What the exercise asks
For every entry below, give it back exactly and leave out any image.

[Page and application data records]
= = = = =

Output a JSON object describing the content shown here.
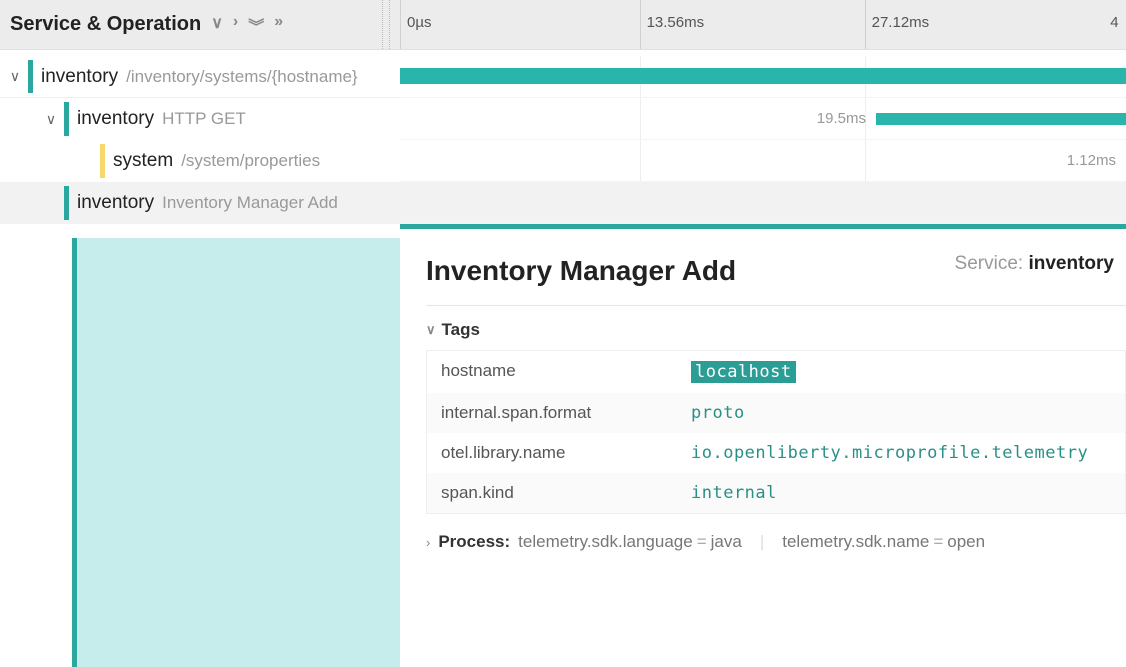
{
  "header": {
    "title": "Service & Operation"
  },
  "timeline": {
    "ticks": [
      "0µs",
      "13.56ms",
      "27.12ms",
      "4"
    ],
    "lanes": [
      {
        "label": ""
      },
      {
        "label": "19.5ms"
      },
      {
        "label": "1.12ms"
      },
      {
        "label": ""
      }
    ]
  },
  "tree": [
    {
      "svc": "inventory",
      "op": "/inventory/systems/{hostname}"
    },
    {
      "svc": "inventory",
      "op": "HTTP GET"
    },
    {
      "svc": "system",
      "op": "/system/properties"
    },
    {
      "svc": "inventory",
      "op": "Inventory Manager Add"
    }
  ],
  "detail": {
    "title": "Inventory Manager Add",
    "service_label": "Service:",
    "service_name": "inventory",
    "tags_header": "Tags",
    "tags": [
      {
        "key": "hostname",
        "val": "localhost",
        "hilite": true
      },
      {
        "key": "internal.span.format",
        "val": "proto"
      },
      {
        "key": "otel.library.name",
        "val": "io.openliberty.microprofile.telemetry"
      },
      {
        "key": "span.kind",
        "val": "internal"
      }
    ],
    "process": {
      "label": "Process:",
      "kv": [
        {
          "k": "telemetry.sdk.language",
          "v": "java"
        },
        {
          "k": "telemetry.sdk.name",
          "v": "open"
        }
      ]
    }
  }
}
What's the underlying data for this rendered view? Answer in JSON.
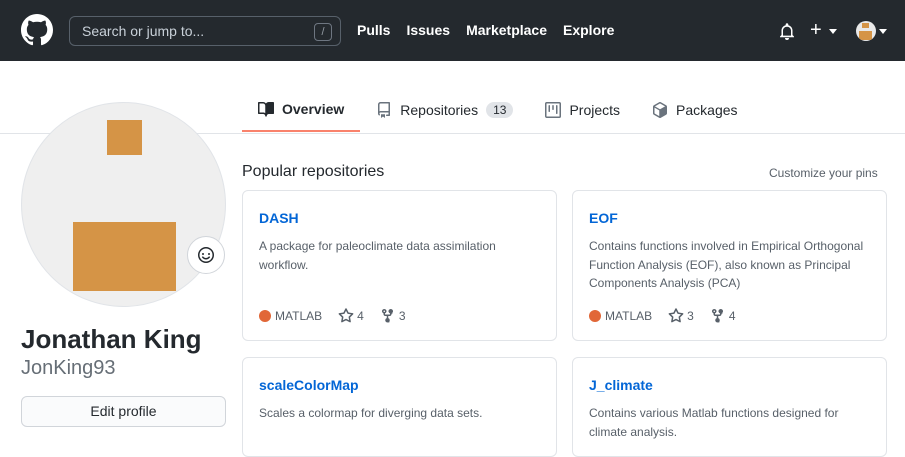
{
  "header": {
    "search_placeholder": "Search or jump to...",
    "slash_key": "/",
    "nav": [
      "Pulls",
      "Issues",
      "Marketplace",
      "Explore"
    ],
    "plus_label": "+"
  },
  "tabs": [
    {
      "label": "Overview",
      "icon": "book-icon",
      "active": true
    },
    {
      "label": "Repositories",
      "icon": "repo-icon",
      "count": "13"
    },
    {
      "label": "Projects",
      "icon": "project-icon"
    },
    {
      "label": "Packages",
      "icon": "package-icon"
    }
  ],
  "profile": {
    "full_name": "Jonathan King",
    "username": "JonKing93",
    "edit_label": "Edit profile"
  },
  "popular": {
    "title": "Popular repositories",
    "customize_label": "Customize your pins",
    "repos": [
      {
        "name": "DASH",
        "description": "A package for paleoclimate data assimilation workflow.",
        "language": "MATLAB",
        "stars": "4",
        "forks": "3"
      },
      {
        "name": "EOF",
        "description": "Contains functions involved in Empirical Orthogonal Function Analysis (EOF), also known as Principal Components Analysis (PCA)",
        "language": "MATLAB",
        "stars": "3",
        "forks": "4"
      },
      {
        "name": "scaleColorMap",
        "description": "Scales a colormap for diverging data sets."
      },
      {
        "name": "J_climate",
        "description": "Contains various Matlab functions designed for climate analysis."
      }
    ]
  },
  "colors": {
    "header_bg": "#24292e",
    "link": "#0366d6",
    "tab_accent": "#f9826c",
    "matlab": "#e16737",
    "avatar_block": "#d59446"
  }
}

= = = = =

Response for this exercise
Output a JSON object describing the content shown here.
{
  "header": {
    "title": "Service & Operation"
  },
  "timeline": {
    "ticks": [
      "0µs",
      "13.56ms",
      "27.12ms",
      "4"
    ],
    "lanes": [
      {
        "label": ""
      },
      {
        "label": "19.5ms"
      },
      {
        "label": "1.12ms"
      },
      {
        "label": ""
      }
    ]
  },
  "tree": [
    {
      "svc": "inventory",
      "op": "/inventory/systems/{hostname}"
    },
    {
      "svc": "inventory",
      "op": "HTTP GET"
    },
    {
      "svc": "system",
      "op": "/system/properties"
    },
    {
      "svc": "inventory",
      "op": "Inventory Manager Add"
    }
  ],
  "detail": {
    "title": "Inventory Manager Add",
    "service_label": "Service:",
    "service_name": "inventory",
    "tags_header": "Tags",
    "tags": [
      {
        "key": "hostname",
        "val": "localhost",
        "hilite": true
      },
      {
        "key": "internal.span.format",
        "val": "proto"
      },
      {
        "key": "otel.library.name",
        "val": "io.openliberty.microprofile.telemetry"
      },
      {
        "key": "span.kind",
        "val": "internal"
      }
    ],
    "process": {
      "label": "Process:",
      "kv": [
        {
          "k": "telemetry.sdk.language",
          "v": "java"
        },
        {
          "k": "telemetry.sdk.name",
          "v": "open"
        }
      ]
    }
  }
}
What's the underlying data for this rendered view? Answer in JSON.
{
  "header": {
    "search_placeholder": "Search or jump to...",
    "slash_key": "/",
    "nav": [
      "Pulls",
      "Issues",
      "Marketplace",
      "Explore"
    ],
    "plus_label": "+"
  },
  "tabs": [
    {
      "label": "Overview",
      "icon": "book-icon",
      "active": true
    },
    {
      "label": "Repositories",
      "icon": "repo-icon",
      "count": "13"
    },
    {
      "label": "Projects",
      "icon": "project-icon"
    },
    {
      "label": "Packages",
      "icon": "package-icon"
    }
  ],
  "profile": {
    "full_name": "Jonathan King",
    "username": "JonKing93",
    "edit_label": "Edit profile"
  },
  "popular": {
    "title": "Popular repositories",
    "customize_label": "Customize your pins",
    "repos": [
      {
        "name": "DASH",
        "description": "A package for paleoclimate data assimilation workflow.",
        "language": "MATLAB",
        "stars": "4",
        "forks": "3"
      },
      {
        "name": "EOF",
        "description": "Contains functions involved in Empirical Orthogonal Function Analysis (EOF), also known as Principal Components Analysis (PCA)",
        "language": "MATLAB",
        "stars": "3",
        "forks": "4"
      },
      {
        "name": "scaleColorMap",
        "description": "Scales a colormap for diverging data sets."
      },
      {
        "name": "J_climate",
        "description": "Contains various Matlab functions designed for climate analysis."
      }
    ]
  },
  "colors": {
    "header_bg": "#24292e",
    "link": "#0366d6",
    "tab_accent": "#f9826c",
    "matlab": "#e16737",
    "avatar_block": "#d59446"
  }
}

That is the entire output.